Professionally applied fluoride varnishes are known to be effective to reduce caries increment. However, varnish application generates costs (for the material and the staff who apply it, but also indirect costs as described above for patients attending the dentist). These initial costs for the application of the varnish may be compensated long term, if caries increment and the subsequent need for (relatively expensive) re-treatments (mainly restorations) can be avoided. There is a larger number of studies assessing the cost-effectiveness of fluoride varnish application; most of them, however, did not take a long-term perspective. A recent study used a simulation model to follow teeth which received in-office application of fluoride varnish versus those which did not over the lifetime of initially 12-year-old individuals. The study took a mixed public-private-payer perspective in Germany, where most of the population is covered by (statutory) public insurance, which covers nearly all (except very advanced or prosthetic) treatments. Treatments which are not covered are paid privately or by an additional private insurer (hence mixed perspective). To assess the impact of different caries risk, 3 risk groups (low, medium, and high risk) were additionally discriminated during modeling. A biannual application of fluoride varnish until age 18 was compared with no fluoride application. The effectiveness of the varnish application was derived from systematic reviews. The health outcome was caries increment (DMFT). Cost calculations were based on the fees German dentists would claim from the insurance and/or the individual; these fees are fixed and recorded in fee item catalogs. Future costs and effectiveness were discounted at 3% per annum. Discounting accounts for the fact that individuals value opportunities lost (money spent, health lost) or gained (money saved, health gained) now more highly than opportunities lost or gained in the future.

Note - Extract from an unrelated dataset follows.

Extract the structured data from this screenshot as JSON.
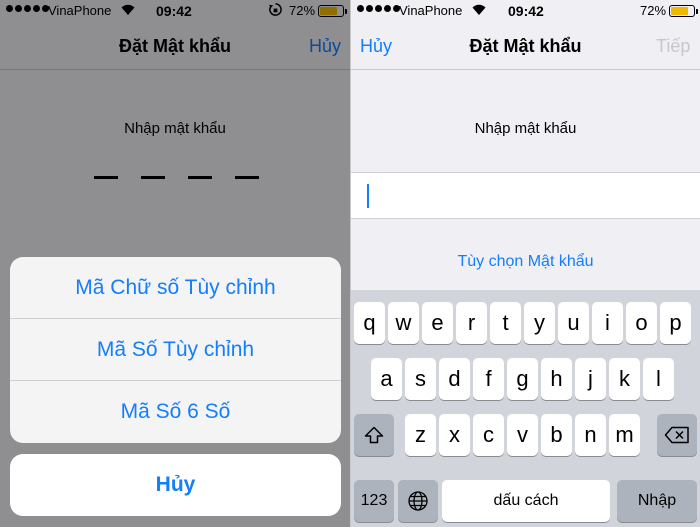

Initially, the individual was assumed to have 28 sound teeth. Depending on his or her caries risk, teeth had a certain probability of carious lesion development. This risk was modified (decreased) when fluoride varnish was assumed to be applied. If a carious lesion occurred (ie, caries increment), this was assumed to result in the placement of an adhesive composite restoration. If this restoration failed, re-restoration using another composite or further restorative strategies was modeled. Also, endodontic complications (leading to nonsurgical primary or secondary root-canal treatment or surgical re-treatment, ie, apicectomy, or extraction) were considered. If teeth needed extraction, tooth replacement via implant-supported crowns was simulated. Implants and implant-supported crowns were assumed to be prone to restorative complications (requiring re-cementation or renewal of crowns) as well as biologic (eg, peri-implantitis with subsequent implant loss) or technical complications (like abutment or implant fracture) according to a range of data sources. In short, the model aimed to simulate the whole restorative spiral shown in Fig. 1 .
The initial costs for the varnish were assumed to range between 12 and 14 Euro per application. Over the patients’ lifetime and as a mean of all risk groups, not applying fluoride during age 12 to 18 was the least costly (230 Euro), but also the least effective, strategy (mean caries increment was 11 DMFT). Applying the varnish was more costly, but also more effective (357 Euro, DMFT 7). The ICER was 39 Euro per avoided DMFT when the varnish was applied. The so-called cost-effectiveness plane is shown in Fig. 2 .